“What do you mean?” Edward asked. “What is ‘redemption’?”
Philomenus frowned. “Redemption means that you redeem yourselves. You must pay for what you have done and buy back your freedom and your life.”
They looked confused.
“Are you also talking about Roman punishment?” Alric asked acidly.
“No,” Philomenus said gently. “What I mean is that you have to undo what happened here today. Only you can make this happen and if you don’t want to die a terrible death then I suggest you follow me and do as I tell you to.”
“I still don’t understand,” Alric said, “but whatever he’s talking about can’t be worse than dying on a cross or,” he looked at the children, “being torn to pieces by lions.”
He followed Philomenus.
“Unless anyone’s got a better idea,” Anthony said, “we should go with him.”
Their hearts heavy with sorrow and their knees weak with fear the children quickly ran after the Greek slave.
“No time to be lost now,” Philomenus called out. “Quick Alric! Get the five best horses and come round to the front.”
While Alric dashed for the horses the children helped the Greek slave to gather some things from the house. Most importantly he took a bag of gold coins from the master’s office.
“Don’t do this, Philomenus!” some of the other slaves said. “You know what happens to runaway slaves. You’ll end up on a cross like Alric or even worse!”
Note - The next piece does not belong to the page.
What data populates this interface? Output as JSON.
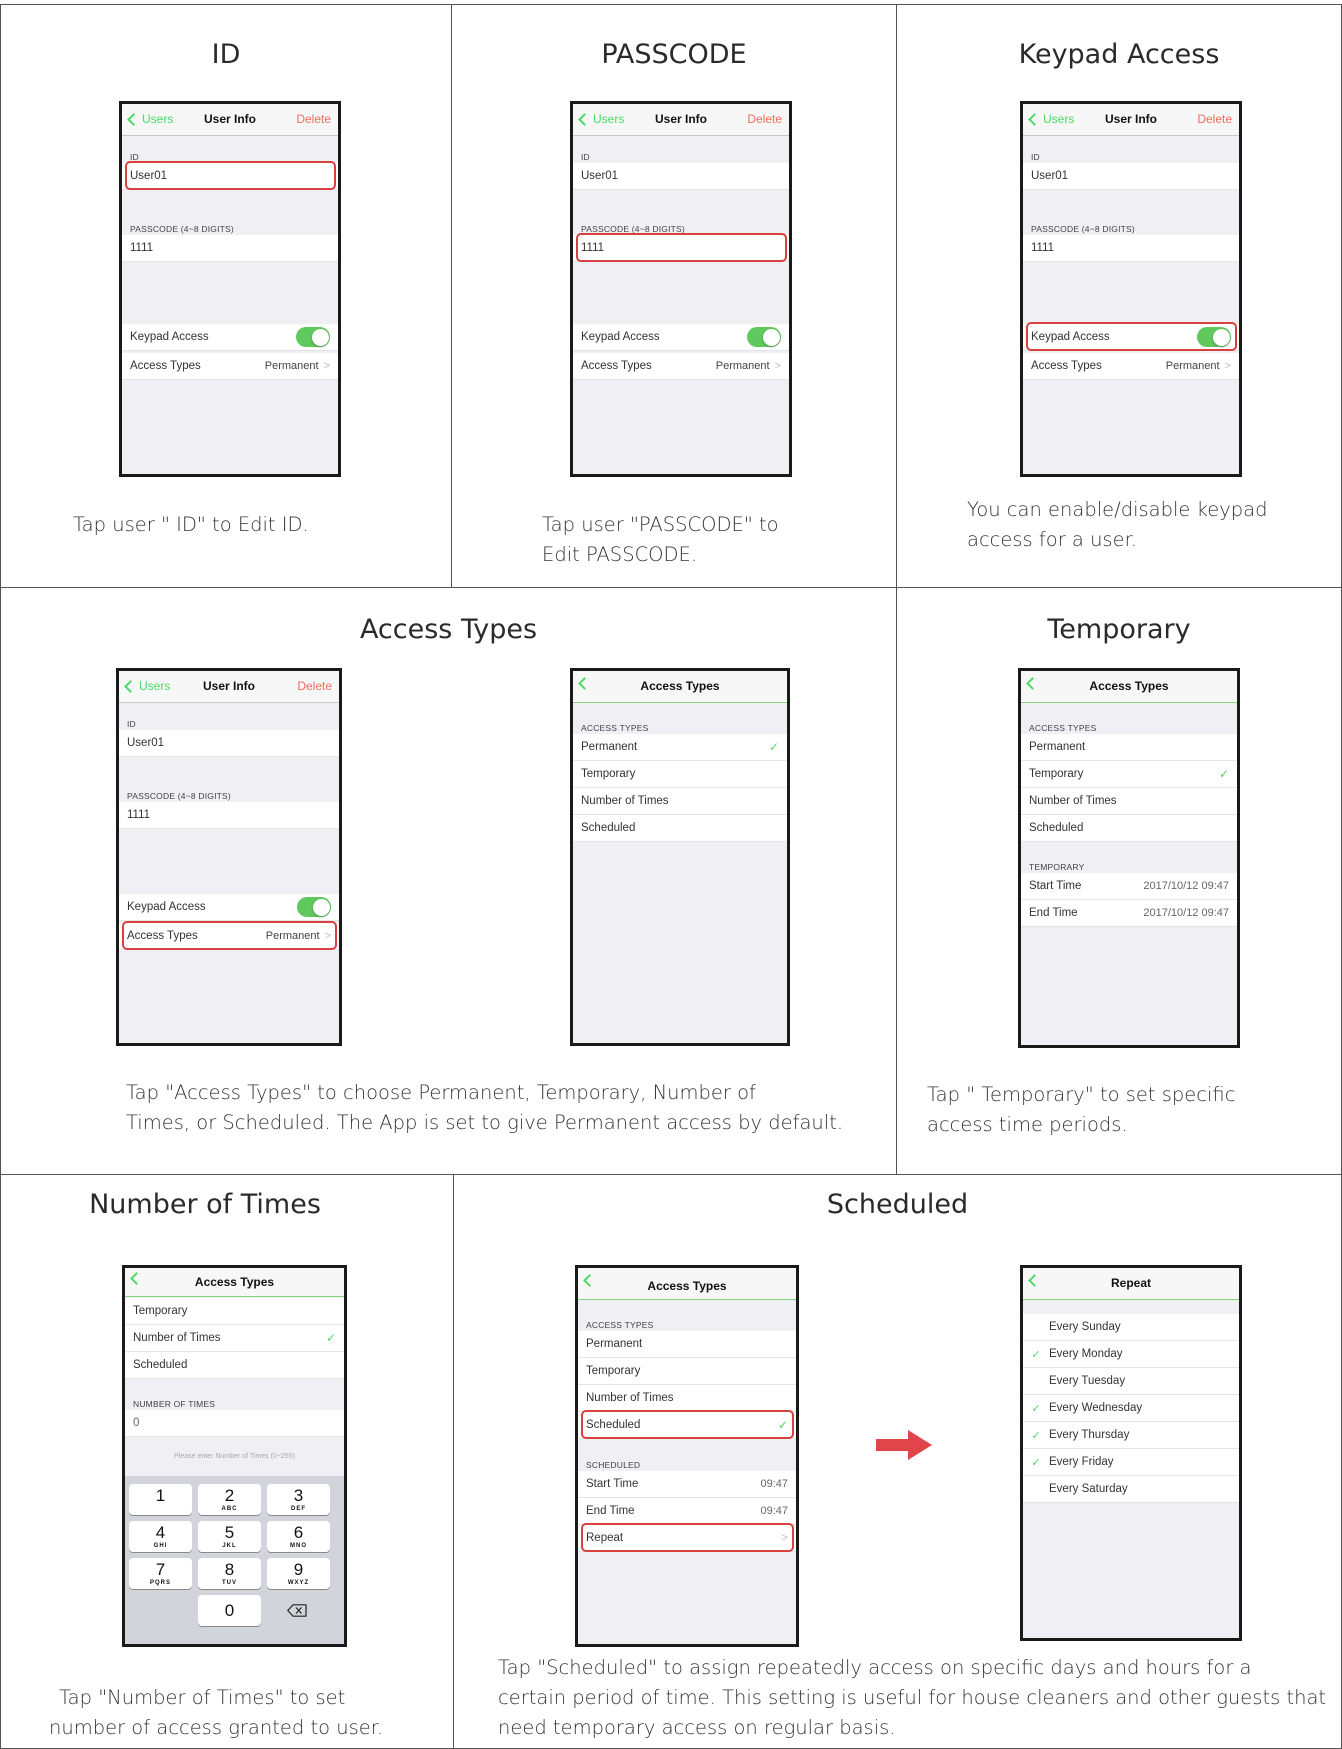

But the harsh and inhumane punishments he would have to face if authorities caught him didn’t deter Philomenus. He knew what he had to do. Others might think he was helping fugitives from the law, but he knew better.
Within minutes they ran out of the building and found Alric waiting with the horses. They mounted them and rode off at top speed.
“To Ostia!” Philomenus shouted. “Our only hope is to catch a ship bound for Greece.”
They knew that they had a head start of an hour at the most, then the vigiles would come to arrest them.
When the vigiles arrived at the villa and discovered the criminals had fled they sent out messages in different directions to alert troops all over Italy to be on the lookout for two runaway slaves and three children who had murdered a Roman citizen. Then they arrested all the slaves in the villa. Under Roman law all slaves in a household were put to death if one of them killed their master. It was not clear if the law applied as Flavia had not really been their master, but the vigiles decided to leave the matter for a court to decide. Their heads bowed and some of them crying, the slaves were taken away in chains while Flavia’s body was placed in a carriage and returned to her parents’ estate.
One of the messengers sent by the vigiles took the road to Ostia. Thanks to the efficient Roman stage post system the rider could change horses at regular intervals so that he always had a fresh horse to ride. By the time the fugitives arrived in Ostia the messenger was just forty minutes away from the port.
Against regulations Philomenus rode straight onto the docks where many ships from across the Empire lay moored.
“Transport to Greece,” he called as they rode past ships. “We seek transport to Greece.”
“We are Greece bound,” a short stocky man said in Greek.
“We need immediate passage,” Philomenus said. Have you got room for five passengers? We’ll pay you well.”
The man looked at each member of the exhausted party. They were dusty and sweaty and had obviously ridden hard.
“We sail this evening,” he said, “to Athens.”
“Sail now,” Philomenus said, “and we’ll pay you double.”
The man looked at them critically.
“I don’t want no trouble with the law,” he said.
“You can have the horses too,” Alric said.
“But we must depart at once,” Philomenus urged. “To Matapan.”
“Matapan?” the man said in surprise.
“Here, open your hand,” Philomenus said and gave the man a handful of gold coins. It was enough to hire the entire ship.
The man greedily eyed the bag from which Philomenus had taken the coins.
“Step right aboard,” he said. “We sail at once.”
The ship with our fugitives on board cleared the port at the very moment when the messenger from the vigiles arrived with an urgent order for the portmaster to be on the lookout and detain two slaves accompanied by three children.